As a recent article out of California suggests one recent lawsuit is looking at this issue from a different and unique vantage point.
One common perception is that nursing home ownership groups set up complex, byzantine structures (usually consisting of the same small group of investors) — where, for instance, one corporation owns the “brick and mortar” facility, one entity owns the property, one entity owns the furniture, one entity is set up to manage the facility, and so on and so forth — to spread things out for purposes of liability and “compartmentalize” things to make it more difficult to pin fault on any one person or corporate entity when a patient suffers abuse and/or neglect.
What the article detailing the California lawsuit suggests is that the parties bringing suit allege it might also have something to do with profit. The article explains that:
“At issue are state-approved agreements in which Country Villa homes contract out their operations to another Country Villa entity. The management company gets a percentage of revenues from the homes it operates. [An attorney] contends that the management company doesn’t actually run the facilities and instead consumes money needed to care adequately for patients.”
Essentially, the article explains that the plaintiffs in that lawsuit are alleging that the entities set up to run the nursing homes are something of a “ploy” to just sit back and collect the revenues generated from the day-to-day operations.
It can’t be emphasized enough that this is something of a controversial theory, to say the least, and that nothing in the lawsuit reported in the article should be taken as established fact just yet, but it certainly speaks to a growing distrust in the way that nursing homes are set up and, if ultimately successful, might one day be the start of a new trend in the way that attorneys in this field of the law approach this issue.

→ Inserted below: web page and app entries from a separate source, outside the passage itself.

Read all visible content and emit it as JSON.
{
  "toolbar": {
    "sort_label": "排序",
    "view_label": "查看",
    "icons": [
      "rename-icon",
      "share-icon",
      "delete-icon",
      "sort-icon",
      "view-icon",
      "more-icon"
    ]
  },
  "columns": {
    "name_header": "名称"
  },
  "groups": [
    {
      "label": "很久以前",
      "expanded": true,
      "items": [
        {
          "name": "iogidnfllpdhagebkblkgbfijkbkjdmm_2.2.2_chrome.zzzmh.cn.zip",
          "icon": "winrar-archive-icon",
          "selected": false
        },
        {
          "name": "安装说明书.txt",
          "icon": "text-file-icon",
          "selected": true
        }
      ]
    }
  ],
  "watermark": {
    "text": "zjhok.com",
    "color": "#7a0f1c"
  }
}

You can contact us here 24/7/365 (and we really mean that as we will answer our phone) if you have anyquestions and to learn how we may be able to help you or your loved one who has been a victim of nursing home abuse or neglect – in particular, you will find that we listen, take your phone calls and e-mails (and even text messages!). We would be honored to help you with your matters – large or small.